The most important point is to understand that long-term prognosis is poor, and keeping the disease under control and the cat as pain free as possible and comfortable are the primary goals.

Tooth resorption

The prevalence of these lesions varies between 20-75% of the feline population and most likely represents the most common feline disease of the tooth structure. The most common locations are the lower third premolars and molars and the upper fourth premolars, however, they can be seen on all the teeth including the incisors. Currently there is no known treatment or diet that prevents the development and progression of tooth resorption.

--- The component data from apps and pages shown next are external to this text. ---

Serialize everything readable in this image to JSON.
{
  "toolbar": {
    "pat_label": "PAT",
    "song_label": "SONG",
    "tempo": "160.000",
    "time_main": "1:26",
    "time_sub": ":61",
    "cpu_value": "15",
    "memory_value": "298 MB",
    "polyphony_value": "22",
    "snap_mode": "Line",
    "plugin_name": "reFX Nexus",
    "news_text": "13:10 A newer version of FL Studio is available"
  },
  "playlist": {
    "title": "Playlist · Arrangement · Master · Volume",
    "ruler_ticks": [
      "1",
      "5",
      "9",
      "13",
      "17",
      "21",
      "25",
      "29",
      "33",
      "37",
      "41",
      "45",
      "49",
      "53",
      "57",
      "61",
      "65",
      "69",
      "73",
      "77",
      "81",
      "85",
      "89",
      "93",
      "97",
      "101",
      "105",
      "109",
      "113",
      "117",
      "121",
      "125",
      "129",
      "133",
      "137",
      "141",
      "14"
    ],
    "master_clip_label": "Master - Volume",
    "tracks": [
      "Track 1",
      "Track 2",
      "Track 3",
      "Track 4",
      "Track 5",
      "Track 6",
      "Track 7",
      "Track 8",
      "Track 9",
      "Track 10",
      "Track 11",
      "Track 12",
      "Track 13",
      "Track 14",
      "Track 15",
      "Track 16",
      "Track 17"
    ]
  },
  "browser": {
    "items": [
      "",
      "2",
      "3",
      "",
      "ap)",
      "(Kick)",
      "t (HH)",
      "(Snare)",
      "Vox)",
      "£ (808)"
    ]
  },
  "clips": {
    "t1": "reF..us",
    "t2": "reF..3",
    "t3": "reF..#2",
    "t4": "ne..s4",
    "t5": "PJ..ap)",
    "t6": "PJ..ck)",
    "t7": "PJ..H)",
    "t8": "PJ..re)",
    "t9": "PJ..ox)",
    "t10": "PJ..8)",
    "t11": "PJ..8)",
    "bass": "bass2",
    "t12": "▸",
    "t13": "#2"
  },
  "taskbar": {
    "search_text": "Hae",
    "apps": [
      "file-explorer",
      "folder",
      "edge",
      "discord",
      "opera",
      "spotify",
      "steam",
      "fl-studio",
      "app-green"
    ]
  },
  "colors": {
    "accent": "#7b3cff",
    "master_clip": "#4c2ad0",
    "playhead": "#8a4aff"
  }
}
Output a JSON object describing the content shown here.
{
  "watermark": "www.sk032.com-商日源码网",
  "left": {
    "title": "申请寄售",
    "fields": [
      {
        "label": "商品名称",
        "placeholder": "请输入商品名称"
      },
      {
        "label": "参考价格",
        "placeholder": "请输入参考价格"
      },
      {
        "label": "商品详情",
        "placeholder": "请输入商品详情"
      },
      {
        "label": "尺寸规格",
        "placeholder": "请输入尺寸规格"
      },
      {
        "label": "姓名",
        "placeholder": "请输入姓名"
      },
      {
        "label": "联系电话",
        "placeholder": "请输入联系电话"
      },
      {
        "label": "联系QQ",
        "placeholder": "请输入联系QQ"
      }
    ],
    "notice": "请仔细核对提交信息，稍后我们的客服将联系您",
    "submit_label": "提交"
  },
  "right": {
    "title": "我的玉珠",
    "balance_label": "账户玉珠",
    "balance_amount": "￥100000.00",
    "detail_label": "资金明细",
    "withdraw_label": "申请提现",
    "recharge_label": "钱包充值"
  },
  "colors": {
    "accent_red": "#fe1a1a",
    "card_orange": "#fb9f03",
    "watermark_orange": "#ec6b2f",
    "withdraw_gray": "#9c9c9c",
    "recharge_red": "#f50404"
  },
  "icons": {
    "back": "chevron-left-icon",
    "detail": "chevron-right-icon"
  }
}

External resorption can be classified into three basic types: surface, inflammatory, and replacement.  Surface root resorption occurs in all feline teeth, however, the two types we are most concerned with are inflammatory, which is associated with periodontal inflammation, and replacement resorption, which currently has an unknown etiology.
Clinically and radiographically there is an early degeneration of the periodontal ligament, a gradual narrowing of the periodontal space, and subsequent dentoalveolar ankylosis where the tooth and alveolar bone fuse together.  The process begins in the cementum where the hard tissues are destroyed causing calcification of the organic layers within the periodontal ligament that could result in this ankylotic fusion. This ankylosis is incorporated into the process of normal bone remodelling, which under hormonal control, will be gradually resorbed and replaced by bone (replacement resorption).  Osteoclasts begin destroying the root surface within the cementum-bone like tissue that has fused together. The process begins in the cementum, progresses into the dentin, and spreads to the dentin of the crown as well as the root.  The enamel is eventually resorbed and/or fractures as a result of the underlying tooth damage.

Dr. Goldstein added that the exact etiology of tooth resorption is still not certain and more research is needed to determine the cause, treatment, and prevention.

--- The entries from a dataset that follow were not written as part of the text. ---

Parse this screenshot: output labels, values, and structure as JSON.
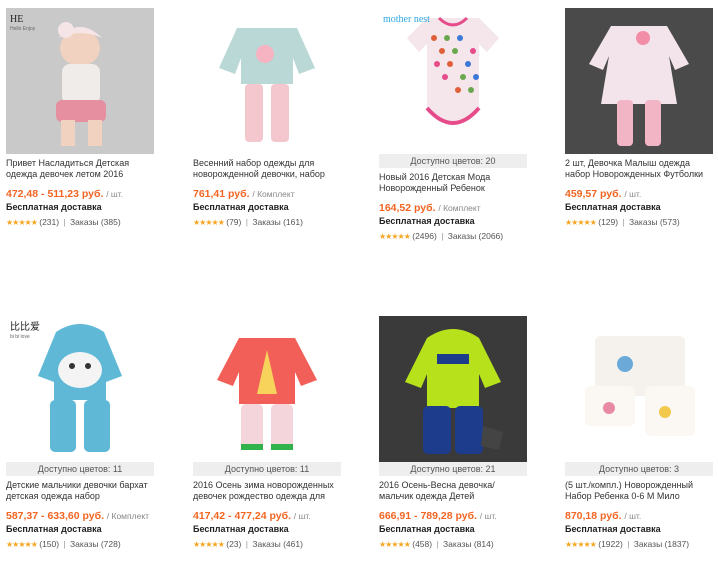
{
  "products": [
    {
      "title": "Привет Насладиться Детская одежда девочек летом 2016",
      "colors": "",
      "price": "472,48 - 511,23 руб.",
      "unit": "/ шт.",
      "shipping": "Бесплатная доставка",
      "reviews": "(231)",
      "orders": "Заказы (385)",
      "brand": "HE",
      "brand_sub": "Hello Enjoy",
      "theme": {
        "bg": "#c9c9c9",
        "main": "#f0ecea",
        "accent": "#e58fa0"
      }
    },
    {
      "title": "Весенний набор одежды для новорожденной девочки, набор",
      "colors": "",
      "price": "761,41 руб.",
      "unit": "/ Комплект",
      "shipping": "Бесплатная доставка",
      "reviews": "(79)",
      "orders": "Заказы (161)",
      "brand": "",
      "brand_sub": "",
      "theme": {
        "bg": "#ffffff",
        "main": "#b9d8d6",
        "accent": "#f4c7cf"
      }
    },
    {
      "title": "Новый 2016 Детская Мода Новорожденный Ребенок",
      "colors": "Доступно цветов: 20",
      "price": "164,52 руб.",
      "unit": "/ Комплект",
      "shipping": "Бесплатная доставка",
      "reviews": "(2496)",
      "orders": "Заказы (2066)",
      "brand": "mother nest",
      "brand_sub": "",
      "theme": {
        "bg": "#ffffff",
        "main": "#f4e6ea",
        "accent": "#e64b8a"
      }
    },
    {
      "title": "2 шт, Девочка Малыш одежда набор Новорожденных Футболки",
      "colors": "",
      "price": "459,57 руб.",
      "unit": "/ шт.",
      "shipping": "Бесплатная доставка",
      "reviews": "(129)",
      "orders": "Заказы (573)",
      "brand": "",
      "brand_sub": "",
      "theme": {
        "bg": "#4a4a4a",
        "main": "#f3e3ea",
        "accent": "#f2b5c6"
      }
    },
    {
      "title": "Детские мальчики девочки бархат детская одежда набор",
      "colors": "Доступно цветов: 11",
      "price": "587,37 - 633,60 руб.",
      "unit": "/ Комплект",
      "shipping": "Бесплатная доставка",
      "reviews": "(150)",
      "orders": "Заказы (728)",
      "brand": "比比爱",
      "brand_sub": "bi bi love",
      "theme": {
        "bg": "#ffffff",
        "main": "#5fb9d6",
        "accent": "#f4f4f4"
      }
    },
    {
      "title": "2016 Осень зима новорожденных девочек рождество одежда для",
      "colors": "Доступно цветов: 11",
      "price": "417,42 - 477,24 руб.",
      "unit": "/ шт.",
      "shipping": "Бесплатная доставка",
      "reviews": "(23)",
      "orders": "Заказы (461)",
      "brand": "",
      "brand_sub": "",
      "theme": {
        "bg": "#ffffff",
        "main": "#f25f58",
        "accent": "#2fb34a"
      }
    },
    {
      "title": "2016 Осень-Весна девочка/мальчик одежда Детей",
      "colors": "Доступно цветов: 21",
      "price": "666,91 - 789,28 руб.",
      "unit": "/ шт.",
      "shipping": "Бесплатная доставка",
      "reviews": "(458)",
      "orders": "Заказы (814)",
      "brand": "",
      "brand_sub": "",
      "theme": {
        "bg": "#3a3a3a",
        "main": "#b7e21b",
        "accent": "#1d3c8c"
      }
    },
    {
      "title": "(5 шт./компл.) Новорожденный Набор Ребенка 0-6 М Мило",
      "colors": "Доступно цветов: 3",
      "price": "870,18 руб.",
      "unit": "/ шт.",
      "shipping": "Бесплатная доставка",
      "reviews": "(1922)",
      "orders": "Заказы (1837)",
      "brand": "",
      "brand_sub": "",
      "theme": {
        "bg": "#ffffff",
        "main": "#f5f1ec",
        "accent": "#6aa9d8"
      }
    }
  ],
  "stars": "★★★★★",
  "separator": "|"
}
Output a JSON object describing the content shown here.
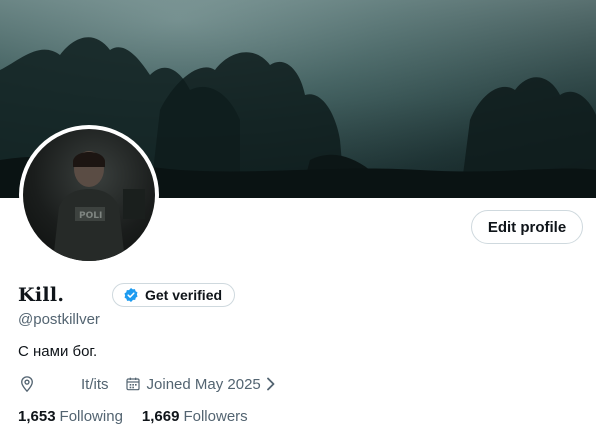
{
  "profile": {
    "display_name": "Kill.",
    "handle": "@postkillver",
    "bio": "С нами бог.",
    "location": "",
    "pronouns": "It/its",
    "joined": "Joined May 2025",
    "following_count": "1,653",
    "following_label": "Following",
    "followers_count": "1,669",
    "followers_label": "Followers"
  },
  "actions": {
    "edit_profile_label": "Edit profile",
    "get_verified_label": "Get verified"
  },
  "icons": {
    "verified": "verified-badge-icon",
    "location": "location-pin-icon",
    "calendar": "calendar-icon",
    "chevron": "chevron-right-icon"
  },
  "colors": {
    "accent": "#1d9bf0",
    "text": "#0f1419",
    "muted": "#536471",
    "border": "#cfd9de"
  }
}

The lesions can be detected by visual inspection, tactile examination with a dental explorer, and radiology. Often times there is no visible or clinical tooth resorption, however, dental radiographs localized to the root will be seen.  Full mouth radiographs are recommended for all cats presented for dental procedures such as dental prophylaxis, extractions, or resorptive lesions.

Stages of tooth resorption

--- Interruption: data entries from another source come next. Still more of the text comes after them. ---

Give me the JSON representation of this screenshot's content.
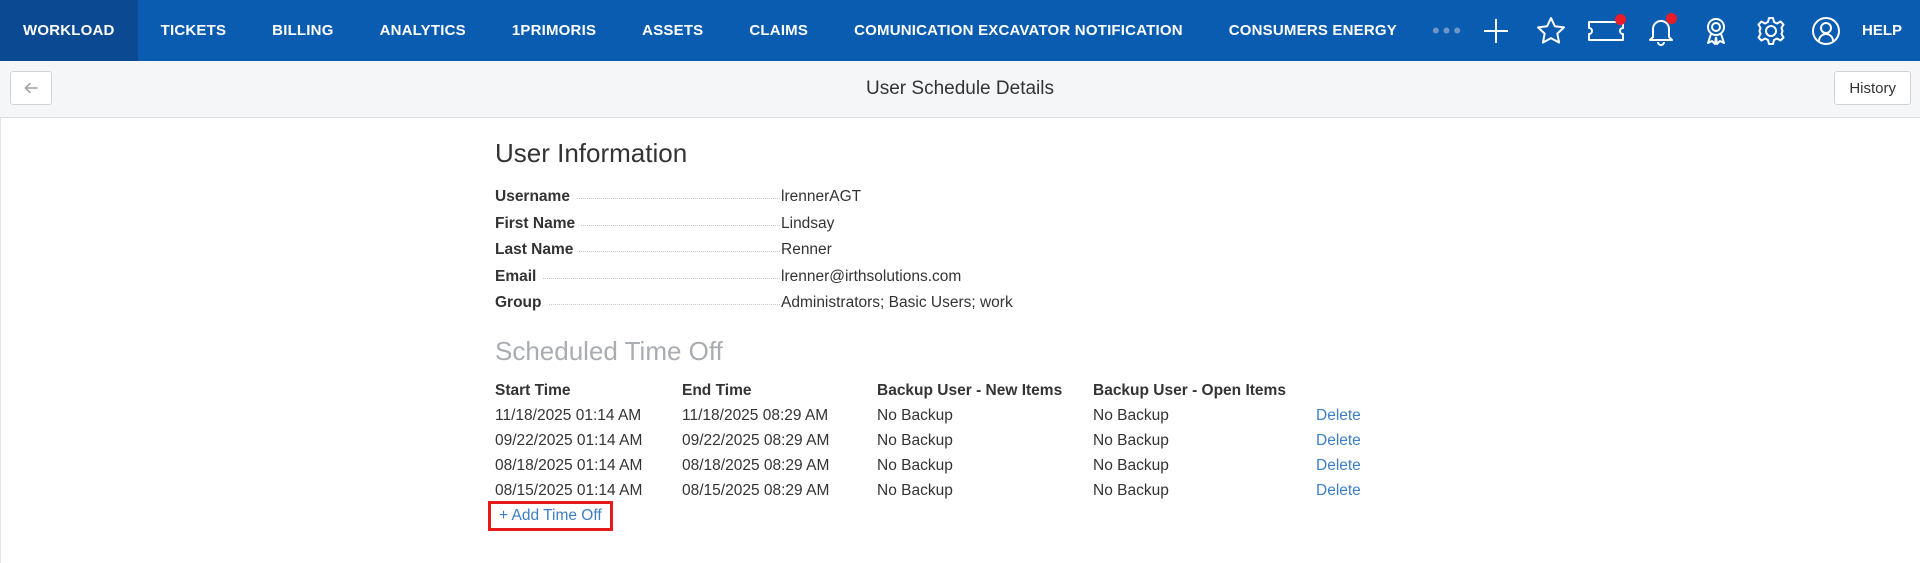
{
  "nav": {
    "items": [
      {
        "label": "WORKLOAD",
        "active": true
      },
      {
        "label": "TICKETS"
      },
      {
        "label": "BILLING"
      },
      {
        "label": "ANALYTICS"
      },
      {
        "label": "1PRIMORIS"
      },
      {
        "label": "ASSETS"
      },
      {
        "label": "CLAIMS"
      },
      {
        "label": "COMUNICATION EXCAVATOR NOTIFICATION"
      },
      {
        "label": "CONSUMERS ENERGY"
      }
    ],
    "more": "•••",
    "icons": [
      "plus-icon",
      "star-icon",
      "ticket-icon",
      "bell-icon",
      "award-icon",
      "gear-icon",
      "user-icon"
    ],
    "help": "HELP",
    "colors": {
      "bar": "#0a5cb0",
      "active": "#0b4a92",
      "notification_dot": "#ea1c2a"
    }
  },
  "header": {
    "title": "User Schedule Details",
    "history_label": "History"
  },
  "user_info": {
    "title": "User Information",
    "fields": [
      {
        "label": "Username",
        "value": "lrennerAGT"
      },
      {
        "label": "First Name",
        "value": "Lindsay"
      },
      {
        "label": "Last Name",
        "value": "Renner"
      },
      {
        "label": "Email",
        "value": "lrenner@irthsolutions.com"
      },
      {
        "label": "Group",
        "value": "Administrators; Basic Users; work"
      }
    ]
  },
  "schedule": {
    "title": "Scheduled Time Off",
    "columns": [
      "Start Time",
      "End Time",
      "Backup User - New Items",
      "Backup User - Open Items"
    ],
    "rows": [
      {
        "start": "11/18/2025 01:14 AM",
        "end": "11/18/2025 08:29 AM",
        "backup_new": "No Backup",
        "backup_open": "No Backup",
        "action": "Delete"
      },
      {
        "start": "09/22/2025 01:14 AM",
        "end": "09/22/2025 08:29 AM",
        "backup_new": "No Backup",
        "backup_open": "No Backup",
        "action": "Delete"
      },
      {
        "start": "08/18/2025 01:14 AM",
        "end": "08/18/2025 08:29 AM",
        "backup_new": "No Backup",
        "backup_open": "No Backup",
        "action": "Delete"
      },
      {
        "start": "08/15/2025 01:14 AM",
        "end": "08/15/2025 08:29 AM",
        "backup_new": "No Backup",
        "backup_open": "No Backup",
        "action": "Delete"
      }
    ],
    "add_label": "+ Add Time Off",
    "link_color": "#3d7fc4"
  }
}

Stage 1: Lesions extend into cementum only.

Stage 2: Lesions may extend into the crown and/or root dentin, but not the pulp cavity.

Stage 3: Lesions may extend into the crown and/or root dentin, and involve the pulp cavity.

Stage 4: Lesions have produced extensive structural damage to the tooth (including the root and the crown). At this stage there may be both crown and root involvement, or crown damage with no root damage or root damage with no crown affected.

Stage 5: Crown is lost, root remnants remain.


The current treatment of choice is surgical extraction of the affected teeth and roots by creating a gingival flap, removing buccal bone, sectioning the affected teeth, extracting the tooth roots, performing alveoloplasty to smooth the alveolar ridges, and then suturing the extraction site closed with absorbable sutures.  In type 2 root types where the root is beginning to be replaced by bone and there is loss of identifiable tooth root structure, subgingival amputation below the gum line is a treatment option. CVT